**Data to examine**
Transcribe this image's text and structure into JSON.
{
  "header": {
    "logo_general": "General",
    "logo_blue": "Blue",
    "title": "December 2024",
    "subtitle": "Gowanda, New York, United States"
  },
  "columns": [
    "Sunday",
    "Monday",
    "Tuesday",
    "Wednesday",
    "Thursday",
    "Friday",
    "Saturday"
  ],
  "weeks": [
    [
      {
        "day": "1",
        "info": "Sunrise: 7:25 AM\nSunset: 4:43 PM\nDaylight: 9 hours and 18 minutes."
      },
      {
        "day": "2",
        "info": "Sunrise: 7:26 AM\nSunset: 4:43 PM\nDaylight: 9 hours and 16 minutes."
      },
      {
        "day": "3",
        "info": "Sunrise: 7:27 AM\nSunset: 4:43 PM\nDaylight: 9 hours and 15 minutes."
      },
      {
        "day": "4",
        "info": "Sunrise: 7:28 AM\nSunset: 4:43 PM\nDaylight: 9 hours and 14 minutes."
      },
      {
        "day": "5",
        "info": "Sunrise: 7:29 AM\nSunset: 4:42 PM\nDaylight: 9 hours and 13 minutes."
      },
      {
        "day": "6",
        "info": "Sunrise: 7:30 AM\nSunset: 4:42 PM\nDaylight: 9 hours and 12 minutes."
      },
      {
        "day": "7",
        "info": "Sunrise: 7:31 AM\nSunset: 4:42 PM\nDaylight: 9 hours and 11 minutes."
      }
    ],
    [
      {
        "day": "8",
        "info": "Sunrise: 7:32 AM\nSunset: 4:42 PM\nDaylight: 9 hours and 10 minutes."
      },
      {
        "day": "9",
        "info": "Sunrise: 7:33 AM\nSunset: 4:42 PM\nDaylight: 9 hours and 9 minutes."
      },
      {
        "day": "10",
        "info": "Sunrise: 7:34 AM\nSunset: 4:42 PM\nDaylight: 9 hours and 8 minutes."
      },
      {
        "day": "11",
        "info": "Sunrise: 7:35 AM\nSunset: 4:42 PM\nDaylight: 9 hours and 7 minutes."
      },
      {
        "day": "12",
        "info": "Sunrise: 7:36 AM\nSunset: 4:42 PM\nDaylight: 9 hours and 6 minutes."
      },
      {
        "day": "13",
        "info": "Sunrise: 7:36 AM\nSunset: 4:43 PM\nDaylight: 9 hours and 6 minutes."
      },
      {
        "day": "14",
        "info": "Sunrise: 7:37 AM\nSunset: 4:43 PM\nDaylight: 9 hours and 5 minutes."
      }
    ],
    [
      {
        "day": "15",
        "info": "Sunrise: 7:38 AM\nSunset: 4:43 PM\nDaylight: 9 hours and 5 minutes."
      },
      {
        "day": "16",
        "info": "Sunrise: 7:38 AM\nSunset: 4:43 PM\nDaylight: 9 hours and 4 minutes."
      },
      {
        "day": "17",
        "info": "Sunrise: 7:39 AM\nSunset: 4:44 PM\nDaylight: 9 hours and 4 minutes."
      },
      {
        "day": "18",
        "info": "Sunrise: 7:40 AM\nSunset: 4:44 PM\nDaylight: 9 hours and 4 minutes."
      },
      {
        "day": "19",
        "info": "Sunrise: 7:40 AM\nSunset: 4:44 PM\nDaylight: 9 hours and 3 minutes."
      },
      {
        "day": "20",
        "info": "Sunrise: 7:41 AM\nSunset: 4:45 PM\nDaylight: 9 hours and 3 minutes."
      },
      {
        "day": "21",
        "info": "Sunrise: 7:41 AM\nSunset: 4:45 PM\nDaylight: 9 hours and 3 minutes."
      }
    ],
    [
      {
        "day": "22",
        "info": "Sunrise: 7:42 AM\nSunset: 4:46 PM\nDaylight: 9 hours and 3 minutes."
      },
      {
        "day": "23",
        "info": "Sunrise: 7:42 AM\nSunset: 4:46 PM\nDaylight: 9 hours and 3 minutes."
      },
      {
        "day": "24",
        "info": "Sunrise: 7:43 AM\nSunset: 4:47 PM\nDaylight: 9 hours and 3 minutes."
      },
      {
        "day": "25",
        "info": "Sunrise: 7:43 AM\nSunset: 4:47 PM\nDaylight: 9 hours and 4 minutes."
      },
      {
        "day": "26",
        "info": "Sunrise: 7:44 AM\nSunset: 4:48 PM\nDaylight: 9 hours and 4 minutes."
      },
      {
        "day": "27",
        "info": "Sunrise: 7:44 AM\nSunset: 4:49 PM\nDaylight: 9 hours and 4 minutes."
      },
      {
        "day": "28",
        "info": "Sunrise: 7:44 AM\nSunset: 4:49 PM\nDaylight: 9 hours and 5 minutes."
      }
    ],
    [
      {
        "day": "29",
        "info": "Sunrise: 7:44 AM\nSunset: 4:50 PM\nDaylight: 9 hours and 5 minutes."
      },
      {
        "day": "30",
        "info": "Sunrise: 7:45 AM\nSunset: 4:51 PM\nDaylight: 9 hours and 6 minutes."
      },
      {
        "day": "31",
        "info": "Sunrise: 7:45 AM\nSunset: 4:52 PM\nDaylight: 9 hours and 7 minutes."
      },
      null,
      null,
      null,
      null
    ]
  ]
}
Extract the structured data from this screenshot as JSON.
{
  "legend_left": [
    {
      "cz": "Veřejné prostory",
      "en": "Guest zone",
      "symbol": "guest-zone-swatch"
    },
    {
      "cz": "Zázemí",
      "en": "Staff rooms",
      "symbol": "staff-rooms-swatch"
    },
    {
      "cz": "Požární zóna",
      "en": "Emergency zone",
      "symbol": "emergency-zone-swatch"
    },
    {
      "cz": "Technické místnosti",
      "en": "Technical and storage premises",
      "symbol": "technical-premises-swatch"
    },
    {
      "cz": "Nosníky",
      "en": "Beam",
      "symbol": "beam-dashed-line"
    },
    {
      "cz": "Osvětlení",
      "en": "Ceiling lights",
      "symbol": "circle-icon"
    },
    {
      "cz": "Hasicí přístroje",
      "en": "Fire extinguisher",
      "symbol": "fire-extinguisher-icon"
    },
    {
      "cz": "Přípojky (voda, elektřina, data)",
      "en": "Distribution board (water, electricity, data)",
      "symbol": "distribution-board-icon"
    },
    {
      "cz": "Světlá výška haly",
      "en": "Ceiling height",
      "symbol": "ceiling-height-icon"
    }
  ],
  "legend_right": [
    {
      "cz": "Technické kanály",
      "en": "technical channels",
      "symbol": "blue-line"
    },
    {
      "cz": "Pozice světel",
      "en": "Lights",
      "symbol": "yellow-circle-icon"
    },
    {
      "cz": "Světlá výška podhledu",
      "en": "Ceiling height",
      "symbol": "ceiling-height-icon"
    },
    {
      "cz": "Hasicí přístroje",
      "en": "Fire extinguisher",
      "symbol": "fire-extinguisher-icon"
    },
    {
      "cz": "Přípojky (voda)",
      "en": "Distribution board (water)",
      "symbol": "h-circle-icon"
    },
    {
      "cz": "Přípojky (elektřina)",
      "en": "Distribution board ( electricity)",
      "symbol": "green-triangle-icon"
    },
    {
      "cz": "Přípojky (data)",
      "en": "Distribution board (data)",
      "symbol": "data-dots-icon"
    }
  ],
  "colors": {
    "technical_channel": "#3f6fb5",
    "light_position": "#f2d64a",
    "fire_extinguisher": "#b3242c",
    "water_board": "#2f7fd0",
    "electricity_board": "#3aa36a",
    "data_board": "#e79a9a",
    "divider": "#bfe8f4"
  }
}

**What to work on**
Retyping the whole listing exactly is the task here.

**Solution below**
Transcribe this image's text and structure into JSON.
{
  "header": {
    "logo_general": "General",
    "logo_blue": "Blue",
    "title": "December 2024",
    "subtitle": "Gowanda, New York, United States"
  },
  "columns": [
    "Sunday",
    "Monday",
    "Tuesday",
    "Wednesday",
    "Thursday",
    "Friday",
    "Saturday"
  ],
  "weeks": [
    [
      {
        "day": "1",
        "info": "Sunrise: 7:25 AM\nSunset: 4:43 PM\nDaylight: 9 hours and 18 minutes."
      },
      {
        "day": "2",
        "info": "Sunrise: 7:26 AM\nSunset: 4:43 PM\nDaylight: 9 hours and 16 minutes."
      },
      {
        "day": "3",
        "info": "Sunrise: 7:27 AM\nSunset: 4:43 PM\nDaylight: 9 hours and 15 minutes."
      },
      {
        "day": "4",
        "info": "Sunrise: 7:28 AM\nSunset: 4:43 PM\nDaylight: 9 hours and 14 minutes."
      },
      {
        "day": "5",
        "info": "Sunrise: 7:29 AM\nSunset: 4:42 PM\nDaylight: 9 hours and 13 minutes."
      },
      {
        "day": "6",
        "info": "Sunrise: 7:30 AM\nSunset: 4:42 PM\nDaylight: 9 hours and 12 minutes."
      },
      {
        "day": "7",
        "info": "Sunrise: 7:31 AM\nSunset: 4:42 PM\nDaylight: 9 hours and 11 minutes."
      }
    ],
    [
      {
        "day": "8",
        "info": "Sunrise: 7:32 AM\nSunset: 4:42 PM\nDaylight: 9 hours and 10 minutes."
      },
      {
        "day": "9",
        "info": "Sunrise: 7:33 AM\nSunset: 4:42 PM\nDaylight: 9 hours and 9 minutes."
      },
      {
        "day": "10",
        "info": "Sunrise: 7:34 AM\nSunset: 4:42 PM\nDaylight: 9 hours and 8 minutes."
      },
      {
        "day": "11",
        "info": "Sunrise: 7:35 AM\nSunset: 4:42 PM\nDaylight: 9 hours and 7 minutes."
      },
      {
        "day": "12",
        "info": "Sunrise: 7:36 AM\nSunset: 4:42 PM\nDaylight: 9 hours and 6 minutes."
      },
      {
        "day": "13",
        "info": "Sunrise: 7:36 AM\nSunset: 4:43 PM\nDaylight: 9 hours and 6 minutes."
      },
      {
        "day": "14",
        "info": "Sunrise: 7:37 AM\nSunset: 4:43 PM\nDaylight: 9 hours and 5 minutes."
      }
    ],
    [
      {
        "day": "15",
        "info": "Sunrise: 7:38 AM\nSunset: 4:43 PM\nDaylight: 9 hours and 5 minutes."
      },
      {
        "day": "16",
        "info": "Sunrise: 7:38 AM\nSunset: 4:43 PM\nDaylight: 9 hours and 4 minutes."
      },
      {
        "day": "17",
        "info": "Sunrise: 7:39 AM\nSunset: 4:44 PM\nDaylight: 9 hours and 4 minutes."
      },
      {
        "day": "18",
        "info": "Sunrise: 7:40 AM\nSunset: 4:44 PM\nDaylight: 9 hours and 4 minutes."
      },
      {
        "day": "19",
        "info": "Sunrise: 7:40 AM\nSunset: 4:44 PM\nDaylight: 9 hours and 3 minutes."
      },
      {
        "day": "20",
        "info": "Sunrise: 7:41 AM\nSunset: 4:45 PM\nDaylight: 9 hours and 3 minutes."
      },
      {
        "day": "21",
        "info": "Sunrise: 7:41 AM\nSunset: 4:45 PM\nDaylight: 9 hours and 3 minutes."
      }
    ],
    [
      {
        "day": "22",
        "info": "Sunrise: 7:42 AM\nSunset: 4:46 PM\nDaylight: 9 hours and 3 minutes."
      },
      {
        "day": "23",
        "info": "Sunrise: 7:42 AM\nSunset: 4:46 PM\nDaylight: 9 hours and 3 minutes."
      },
      {
        "day": "24",
        "info": "Sunrise: 7:43 AM\nSunset: 4:47 PM\nDaylight: 9 hours and 3 minutes."
      },
      {
        "day": "25",
        "info": "Sunrise: 7:43 AM\nSunset: 4:47 PM\nDaylight: 9 hours and 4 minutes."
      },
      {
        "day": "26",
        "info": "Sunrise: 7:44 AM\nSunset: 4:48 PM\nDaylight: 9 hours and 4 minutes."
      },
      {
        "day": "27",
        "info": "Sunrise: 7:44 AM\nSunset: 4:49 PM\nDaylight: 9 hours and 4 minutes."
      },
      {
        "day": "28",
        "info": "Sunrise: 7:44 AM\nSunset: 4:49 PM\nDaylight: 9 hours and 5 minutes."
      }
    ],
    [
      {
        "day": "29",
        "info": "Sunrise: 7:44 AM\nSunset: 4:50 PM\nDaylight: 9 hours and 5 minutes."
      },
      {
        "day": "30",
        "info": "Sunrise: 7:45 AM\nSunset: 4:51 PM\nDaylight: 9 hours and 6 minutes."
      },
      {
        "day": "31",
        "info": "Sunrise: 7:45 AM\nSunset: 4:52 PM\nDaylight: 9 hours and 7 minutes."
      },
      null,
      null,
      null,
      null
    ]
  ]
}
Extract the structured data from this screenshot as JSON.
{
  "legend_left": [
    {
      "cz": "Veřejné prostory",
      "en": "Guest zone",
      "symbol": "guest-zone-swatch"
    },
    {
      "cz": "Zázemí",
      "en": "Staff rooms",
      "symbol": "staff-rooms-swatch"
    },
    {
      "cz": "Požární zóna",
      "en": "Emergency zone",
      "symbol": "emergency-zone-swatch"
    },
    {
      "cz": "Technické místnosti",
      "en": "Technical and storage premises",
      "symbol": "technical-premises-swatch"
    },
    {
      "cz": "Nosníky",
      "en": "Beam",
      "symbol": "beam-dashed-line"
    },
    {
      "cz": "Osvětlení",
      "en": "Ceiling lights",
      "symbol": "circle-icon"
    },
    {
      "cz": "Hasicí přístroje",
      "en": "Fire extinguisher",
      "symbol": "fire-extinguisher-icon"
    },
    {
      "cz": "Přípojky (voda, elektřina, data)",
      "en": "Distribution board (water, electricity, data)",
      "symbol": "distribution-board-icon"
    },
    {
      "cz": "Světlá výška haly",
      "en": "Ceiling height",
      "symbol": "ceiling-height-icon"
    }
  ],
  "legend_right": [
    {
      "cz": "Technické kanály",
      "en": "technical channels",
      "symbol": "blue-line"
    },
    {
      "cz": "Pozice světel",
      "en": "Lights",
      "symbol": "yellow-circle-icon"
    },
    {
      "cz": "Světlá výška podhledu",
      "en": "Ceiling height",
      "symbol": "ceiling-height-icon"
    },
    {
      "cz": "Hasicí přístroje",
      "en": "Fire extinguisher",
      "symbol": "fire-extinguisher-icon"
    },
    {
      "cz": "Přípojky (voda)",
      "en": "Distribution board (water)",
      "symbol": "h-circle-icon"
    },
    {
      "cz": "Přípojky (elektřina)",
      "en": "Distribution board ( electricity)",
      "symbol": "green-triangle-icon"
    },
    {
      "cz": "Přípojky (data)",
      "en": "Distribution board (data)",
      "symbol": "data-dots-icon"
    }
  ],
  "colors": {
    "technical_channel": "#3f6fb5",
    "light_position": "#f2d64a",
    "fire_extinguisher": "#b3242c",
    "water_board": "#2f7fd0",
    "electricity_board": "#3aa36a",
    "data_board": "#e79a9a",
    "divider": "#bfe8f4"
  }
}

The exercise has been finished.